Schizophrenia News: July 2013
One of the most critical factors in achieving successful employment for individuals diagnosed with schizophrenia is social cognition: the ability to understand and appropriately respond to social interactions.
Felice Reddy, Ph.D., a postdoctoral fellow in the Department of Psychiatry and Biobehavioral Science at UCLA led a research study presented in a poster session on this topic at the International Congress on Schizophrenia Research in Orlando, Fla.
The findings confirmed social cognition is more important than basic neurocognition and clinical symptoms.
Investigator Reddy, Robert Kern, Ph.D., and colleagues analyzed data on 74 veterans (68 men, six women) who met SCID-based DSM-IV criteria for schizophrenia or schizoaffective disorder. The participants were enrolled in the Greater Los Angeles VA Healthcare Center's supported-employment program.
Thirty-nine percent of the study participants got competitive jobs or were involved in transitional work experiences. Only 50 percent of those who obtained work maintained employment for longer than 10 weeks.
Certain employers interviewed revealed the individuals do the work OK but they don't interact with other workers or supervisors. The study participants revealed that the work is OK but they don't feel comfortable around their co-workers and don't want to talk to their supervisor.
Researcher Reddy suggests integrating cognitive remediation and social cognition training into treatment with patients more often because these techniques are not widely used.
This treatment needs to be linked to real work experience the patient encounters. and done on an ongoing basis with a provider that knows the patient well.
(Social Cognition is Crucial to Employment in Schizophrenia, retrieved on July 12, 2013 from http://psychnews.psychiatryonline.org/ . . .)
In a related account:
A 5-year catamnestic study in schizophrenia patients indicates cognitive remediation improves cognition and good cognitive performance increases time to relapse.
Sixty patients were tracked over a period of five years. Thirty of them received computer-assisted cognitive training. The other thirty received occupational therapy.

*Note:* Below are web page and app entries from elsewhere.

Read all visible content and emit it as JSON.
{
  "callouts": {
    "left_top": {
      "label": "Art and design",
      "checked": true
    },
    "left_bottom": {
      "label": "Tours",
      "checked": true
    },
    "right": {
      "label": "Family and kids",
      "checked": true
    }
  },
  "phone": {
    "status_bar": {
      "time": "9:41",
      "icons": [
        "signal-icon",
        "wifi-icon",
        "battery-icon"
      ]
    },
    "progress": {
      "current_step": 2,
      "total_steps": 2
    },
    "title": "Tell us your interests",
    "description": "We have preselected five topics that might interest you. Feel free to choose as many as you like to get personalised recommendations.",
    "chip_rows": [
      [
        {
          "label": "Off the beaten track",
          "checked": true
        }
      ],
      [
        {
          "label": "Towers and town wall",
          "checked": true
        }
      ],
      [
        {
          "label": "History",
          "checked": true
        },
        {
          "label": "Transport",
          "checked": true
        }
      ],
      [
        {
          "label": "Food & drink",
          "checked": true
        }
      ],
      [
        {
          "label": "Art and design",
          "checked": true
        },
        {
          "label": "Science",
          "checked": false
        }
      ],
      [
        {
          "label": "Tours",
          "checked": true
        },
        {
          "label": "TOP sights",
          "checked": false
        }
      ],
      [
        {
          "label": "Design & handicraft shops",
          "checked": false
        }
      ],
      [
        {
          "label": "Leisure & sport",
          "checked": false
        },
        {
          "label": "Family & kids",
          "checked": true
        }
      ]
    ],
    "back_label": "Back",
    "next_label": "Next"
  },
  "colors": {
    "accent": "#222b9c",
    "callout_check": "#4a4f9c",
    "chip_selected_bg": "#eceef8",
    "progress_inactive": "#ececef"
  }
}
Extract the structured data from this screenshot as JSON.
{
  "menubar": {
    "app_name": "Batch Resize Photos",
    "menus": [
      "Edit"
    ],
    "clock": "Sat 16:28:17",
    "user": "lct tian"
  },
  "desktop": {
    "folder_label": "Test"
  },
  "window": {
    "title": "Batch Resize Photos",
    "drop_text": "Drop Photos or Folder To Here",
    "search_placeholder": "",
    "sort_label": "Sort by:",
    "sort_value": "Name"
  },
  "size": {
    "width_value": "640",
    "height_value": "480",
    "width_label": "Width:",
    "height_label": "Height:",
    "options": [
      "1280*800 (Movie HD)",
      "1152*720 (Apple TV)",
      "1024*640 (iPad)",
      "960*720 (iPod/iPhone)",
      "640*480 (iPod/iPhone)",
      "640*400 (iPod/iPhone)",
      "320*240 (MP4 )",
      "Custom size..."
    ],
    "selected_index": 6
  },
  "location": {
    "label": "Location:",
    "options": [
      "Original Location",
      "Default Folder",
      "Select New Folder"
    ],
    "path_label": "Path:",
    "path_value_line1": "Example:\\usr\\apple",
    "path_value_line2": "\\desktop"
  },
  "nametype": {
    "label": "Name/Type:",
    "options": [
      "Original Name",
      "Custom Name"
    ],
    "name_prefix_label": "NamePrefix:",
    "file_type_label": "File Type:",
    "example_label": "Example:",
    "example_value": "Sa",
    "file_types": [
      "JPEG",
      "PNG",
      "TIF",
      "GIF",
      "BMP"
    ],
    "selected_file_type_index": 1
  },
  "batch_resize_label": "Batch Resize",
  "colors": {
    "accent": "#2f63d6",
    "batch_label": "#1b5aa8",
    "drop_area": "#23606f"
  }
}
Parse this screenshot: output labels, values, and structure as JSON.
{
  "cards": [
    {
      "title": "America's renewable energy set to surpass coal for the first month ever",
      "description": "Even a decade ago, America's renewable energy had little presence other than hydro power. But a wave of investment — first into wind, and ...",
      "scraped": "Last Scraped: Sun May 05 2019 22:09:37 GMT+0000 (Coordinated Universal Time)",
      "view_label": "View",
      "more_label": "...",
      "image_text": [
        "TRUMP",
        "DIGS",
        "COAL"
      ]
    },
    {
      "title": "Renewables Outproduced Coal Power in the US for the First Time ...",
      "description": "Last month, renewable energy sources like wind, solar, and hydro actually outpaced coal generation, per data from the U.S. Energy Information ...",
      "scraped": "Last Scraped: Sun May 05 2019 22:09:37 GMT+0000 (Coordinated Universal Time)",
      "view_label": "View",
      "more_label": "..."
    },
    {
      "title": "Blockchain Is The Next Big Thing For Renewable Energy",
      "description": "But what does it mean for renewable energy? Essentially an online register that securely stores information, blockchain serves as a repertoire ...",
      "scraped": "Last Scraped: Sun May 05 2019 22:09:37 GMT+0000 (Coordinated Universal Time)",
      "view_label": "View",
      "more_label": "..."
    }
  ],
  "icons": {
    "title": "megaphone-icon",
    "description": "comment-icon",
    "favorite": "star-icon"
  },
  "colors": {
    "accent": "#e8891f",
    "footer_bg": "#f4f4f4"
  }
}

A subsample of 55 patients was traced over a five-year period after the end of the cognitive remediation. Their time until first relapse and time in psychosis were observed retrospectively from their medical records.
The study indicates cognitive remediation significantly improved problem solving, memory and attention with high effect sizes. Employment status, a post test verbal memory performance measure and a measure of executive functioning outperformed all other measures in the prediction of time to relapse.
The research suggests cognitive remediation of neurocognitive deficits is vital because it enhances cognition directly and impacts positively on the clinical course indirectly via improved neurocognition.
(Cognitive remediation improves cognition and good cognitive performance increases time to relapse - result of a 5 year catamnestic study in schizophrenia patients, retrieved on July 12, 2013 from http://www.ncbi.nlm.nih.gove/pubmed/23837673)
Leading researchers have proposed for numerous years that cognitive deficits are linked to functional outcome and are the true hallmark of schizophrenia symptoms.
The FDA approved Latuda to treat depression from bipolar disorder. Latuda is the most recent schizophrenia drug to come on the market in 2010.
For the treatment of bipolar, the drug will be used either by itself or in conjunction with other medications, such as lithium or valproate.
Two clinical trials supported the evidence that Latuda could be used for major episodes of depression related to bipolar disorder.
About 10.4 million Americans experience bipolar-related depression that results in mood swings.
(Schizophrenia Drug Latuda Given FDA Approval to Treat Depression from Bipolar Disorder, retrieved on July 12, 2013 from http://www.medicaldaily.com/articles/17046/20130702/schizophrenia. . .)
Published On: July 22, 2013